Oregon can be proud of the effort to implement the schedule designation: all 24 of Oregon’s colleges and universities have begun sharing course materials cost information with students via the schedule.

Status of designation: 20 implemented, 2 partially implemented, 2 implemented and then put on hold.

The 2018 report detailed the different types of implementations found in Oregon’s colleges and universities and recommended that institutions consistently designate no-cost/low-cost courses everywhere that students search for classes and course materials, including at the bookstore. In 2020, progress has been made towards providing cost information in multiple places and modes.
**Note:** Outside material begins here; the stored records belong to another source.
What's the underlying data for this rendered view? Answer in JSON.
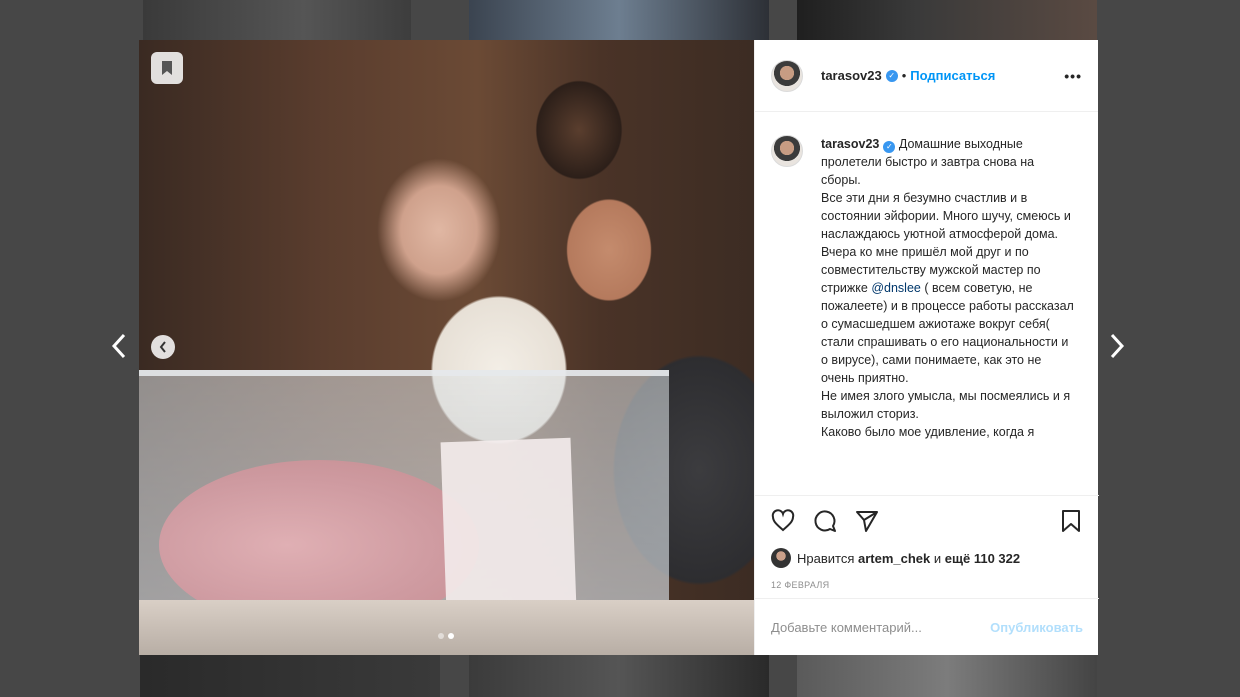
{
  "post": {
    "username": "tarasov23",
    "verified_mark": "✓",
    "separator": "•",
    "follow_label": "Подписаться",
    "more_label": "•••",
    "caption_username": "tarasov23",
    "caption_paragraphs": [
      "Домашние выходные пролетели быстро и завтра снова на сборы.",
      "Все эти дни я безумно счастлив и в состоянии эйфории. Много шучу, смеюсь и наслаждаюсь уютной атмосферой дома.",
      "Вчера ко мне пришёл мой друг и по совместительству мужской мастер по стрижке",
      "( всем советую, не пожалеете) и в процессе работы рассказал о сумасшедшем ажиотаже вокруг себя( стали спрашивать о его национальности и о вирусе), сами понимаете, как это не очень приятно.",
      "Не имея злого умысла, мы посмеялись и я выложил сториз.",
      "Каково было мое удивление, когда я"
    ],
    "mention": "@dnslee",
    "likes_prefix": "Нравится",
    "likes_user": "artem_chek",
    "likes_middle": "и",
    "likes_count": "ещё 110 322",
    "date": "12 ФЕВРАЛЯ",
    "comment_placeholder": "Добавьте комментарий...",
    "publish_label": "Опубликовать"
  },
  "carousel": {
    "total": 2,
    "active_index": 1
  },
  "icons": {
    "save": "bookmark-icon",
    "prev_image": "chevron-left-icon",
    "prev_post": "chevron-left-icon",
    "next_post": "chevron-right-icon",
    "like": "heart-icon",
    "comment": "comment-icon",
    "share": "send-icon",
    "bookmark": "bookmark-icon"
  },
  "colors": {
    "accent": "#0095f6",
    "publish_disabled": "#b2dffc",
    "muted": "#8e8e8e",
    "backdrop": "#474747"
  }
}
A statewide inventory is available via https://tinyurl.com/designation-inventory.

Number of schools with designations: 10 schools have comprehensive list of low-cost/no-cost courses, compared with 2 in 2018; 13 schools have designation on course search filter, compared with 6 in 2018; 16 schools have designation on course search results page, compared with 11 in 2018; 13 schools have designation on course description, compared with 10 in 2018; 19 schools have designation on bookstore course materials list, the same as in 2018.

The schedule designation has enormous impact and even more potential. From 2017-2019, 12% of courses statewide were designated no-cost and low-cost in the schedule at 19 colleges and universities; these courses are estimated to represent $34 million in student savings during those two years (more info: Estimated 2017-19 Student Savings in No-Cost/Low-Cost Courses). Further, assuming that students have the flexibility to select courses based on materials cost, designated courses represent a pathway that leads to 75% savings on course materials towards an Associate of Arts Oregon Transfer degree at a community college or General Education requirements at a university (more info: Four years and falling: Impact of statewide funding for textbook affordability and What is the cost of course materials for a four-year degree at each university in Oregon?).

HB 2213: Textbook Affordability Plans

HB 2213, passed in 2019, requires Oregon’s public community colleges and universities to develop textbook affordability plans. The 2018 research report found that even though the cost of textbooks had an impact on academic decisions for over half the students surveyed, few students were aware of their college or university’s efforts to designate no-cost/low-cost courses in the schedule. The textbook affordability plans will respond to this finding by including steps to market the no-cost/low-cost schedule designation so that students can more easily find information about the total cost of attendance. Each institution will also develop measurable goals for increasing textbook affordability, address the impact of decreased campus store revenue as a result of the increased adoption of low-cost or no-cost materials, and make a statement of support for academic freedom.

Progress on the textbook affordability plans after one year is above and beyond, in light of the all-hands-on-deck response to the global pandemic that disrupted Spring 2020. This effort recognizes that students face new hardships caused by the coronavirus, including illness, unemployment, and other ripple effects. This is the right time to make changes that enable students to better manage their budgets.

Status of textbook affordability plans: 15 in progress, 6 delayed by the pandemic, 2 no response, 1 delayed by staff transition